Back in 1997, while attending an animation symposium in Pasadena, California (when I worked for The Learning Company), little did I know the World Animation Celebration was taking place right next door. After the symposium closed for the day, a coworker and I had the opportunity to check out the big Warner Bros. presentation that evening. This was during the heady (and short-lived) "Second Golden Age of Animation", triggered by the success of Disney's Lion King a few years earlier, and the WB was rolling out a number of their new animation projects, chief among them The Iron Giant.
It's no exaggeration to say that, even with those first vague teaser images, I knew The Iron Giant was going to be something special...but I had no idea how special it would actually be.
Flash forward a couple of years as I'm escorting my son and a gaggle of his pals to see the The Iron Giant for his birthday, only to leave some 90 minutes later smiling ear to ear in a dreamy, shell-shocked daze.
Yeah....it was THAT good.
What did I love about it? Please, don't get me started. The fantastic character and set design, heartfelt performances, beautiful integration of traditional and CGI animation and, of course...a giant robot!
Did I forget anything? Oh yeah....SUPERMAN! This was the movie's biggest and most pleasant surprise for me, not only a cameo appearance of a Superman comic book (more on that in a minute) but the heroic ideal that Superman represented to the childlike Iron Giant throughout the story. I won't spoil the ending for those who haven't seen it yet (if not, what's wrong with you?), but Superman also plays a big part in the film's tear-jerking finale' as well.
Back to the "comic book scene". After befriending the Giant, young Hogarth hides him in an old barn near his home.
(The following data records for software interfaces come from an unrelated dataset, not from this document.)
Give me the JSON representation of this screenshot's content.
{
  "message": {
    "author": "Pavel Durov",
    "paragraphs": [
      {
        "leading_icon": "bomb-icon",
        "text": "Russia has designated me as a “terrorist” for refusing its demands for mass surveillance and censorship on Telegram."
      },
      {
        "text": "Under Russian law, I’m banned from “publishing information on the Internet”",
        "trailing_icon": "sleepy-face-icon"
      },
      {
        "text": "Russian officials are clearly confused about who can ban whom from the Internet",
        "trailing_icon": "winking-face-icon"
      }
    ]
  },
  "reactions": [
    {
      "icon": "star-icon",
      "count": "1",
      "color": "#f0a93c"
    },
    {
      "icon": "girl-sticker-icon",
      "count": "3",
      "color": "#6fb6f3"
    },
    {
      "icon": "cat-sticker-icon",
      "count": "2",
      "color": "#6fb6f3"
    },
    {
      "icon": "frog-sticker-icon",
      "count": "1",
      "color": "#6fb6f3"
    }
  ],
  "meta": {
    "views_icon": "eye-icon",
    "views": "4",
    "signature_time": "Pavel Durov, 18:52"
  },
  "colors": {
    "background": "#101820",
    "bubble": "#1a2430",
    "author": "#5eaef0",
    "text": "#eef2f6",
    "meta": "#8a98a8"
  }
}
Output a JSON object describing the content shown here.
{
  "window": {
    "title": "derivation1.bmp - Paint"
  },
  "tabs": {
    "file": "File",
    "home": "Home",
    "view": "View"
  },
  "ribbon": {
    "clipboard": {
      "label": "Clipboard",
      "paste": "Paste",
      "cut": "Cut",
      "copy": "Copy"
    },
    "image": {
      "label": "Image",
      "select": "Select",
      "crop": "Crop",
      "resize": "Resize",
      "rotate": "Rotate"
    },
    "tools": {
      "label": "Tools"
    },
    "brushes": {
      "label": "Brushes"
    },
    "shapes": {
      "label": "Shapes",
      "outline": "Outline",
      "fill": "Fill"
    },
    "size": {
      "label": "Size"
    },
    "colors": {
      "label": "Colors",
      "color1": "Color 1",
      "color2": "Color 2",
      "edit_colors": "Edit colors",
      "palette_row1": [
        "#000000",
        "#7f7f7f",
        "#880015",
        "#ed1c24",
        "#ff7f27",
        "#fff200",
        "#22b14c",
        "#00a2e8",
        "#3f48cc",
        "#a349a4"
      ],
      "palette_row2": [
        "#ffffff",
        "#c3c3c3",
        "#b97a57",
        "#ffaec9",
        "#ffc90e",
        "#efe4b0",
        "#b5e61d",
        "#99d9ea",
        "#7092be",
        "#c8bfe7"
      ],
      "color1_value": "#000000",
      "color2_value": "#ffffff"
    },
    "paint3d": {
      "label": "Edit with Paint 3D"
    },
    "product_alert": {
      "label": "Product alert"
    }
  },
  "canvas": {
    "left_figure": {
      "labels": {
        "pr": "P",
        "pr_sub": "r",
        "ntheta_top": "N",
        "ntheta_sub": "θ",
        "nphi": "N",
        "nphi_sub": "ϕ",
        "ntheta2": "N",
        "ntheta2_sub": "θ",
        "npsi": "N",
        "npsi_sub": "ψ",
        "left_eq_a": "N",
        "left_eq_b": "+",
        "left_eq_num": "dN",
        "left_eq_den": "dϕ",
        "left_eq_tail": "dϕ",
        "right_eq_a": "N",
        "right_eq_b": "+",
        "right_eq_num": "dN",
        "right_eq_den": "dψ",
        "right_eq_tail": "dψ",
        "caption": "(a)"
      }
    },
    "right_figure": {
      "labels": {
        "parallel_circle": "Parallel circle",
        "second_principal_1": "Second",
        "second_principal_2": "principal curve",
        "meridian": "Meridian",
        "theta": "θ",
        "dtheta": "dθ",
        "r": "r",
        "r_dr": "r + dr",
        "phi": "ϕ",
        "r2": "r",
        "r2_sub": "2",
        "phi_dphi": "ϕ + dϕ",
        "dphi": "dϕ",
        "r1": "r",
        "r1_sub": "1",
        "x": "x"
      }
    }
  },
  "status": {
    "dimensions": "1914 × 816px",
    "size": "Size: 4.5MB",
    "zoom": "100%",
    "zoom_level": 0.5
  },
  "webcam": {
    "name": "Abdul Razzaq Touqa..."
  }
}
Their first day together ends with Hogarth bringing a flashlight and a stack of comics into the barn, a stack which prominently featured an issue of Action Comics that looked so authentic, I wondered if it was based on a real cover.
Sure enough, after doing some research, I learned that it was indeed an authentic Action Comics cover....Action Comics #188, to be precise...published in 1954. Somebody on director Brad Bird's Iron Giant staff had obviously done their homework, if not Brad "Incredibles" Bird himself (who's no slouch in the superhero knowledge category).
Well, considering I was both a die-hard Superman AND an Iron Giant fan, you can probably guess what came next. Yup. I had to own Action Comics #188, and that's all there was to it. In the age of eBay, it should have been a snap, right? Well, as I found out, it's a little trickier tracking down Golden Age era comics, especially with high-profile characters like Superman. I wasn't willing to pay the king's ransom some dealers wanted (especially those ridiculous plastic-slabbed "collector" copies), so it was a matter of finding the best condition book for the money I was willing to spend.
After a few months of patient persistence (not an easy trick in today's "I want it NOW" internet shopping world), I finally tracked down my copy (click the thumbnail for a detailed view of the actual comic book).
So, there you go. The bizarre obsessions and fixations that grip collectors like us can occasionally net you a little bit of magic, and a nifty little connection to a beloved film...transforming an obscure, nothing-special issue of Action Comics into "THE comic book" that inspired a noble robot.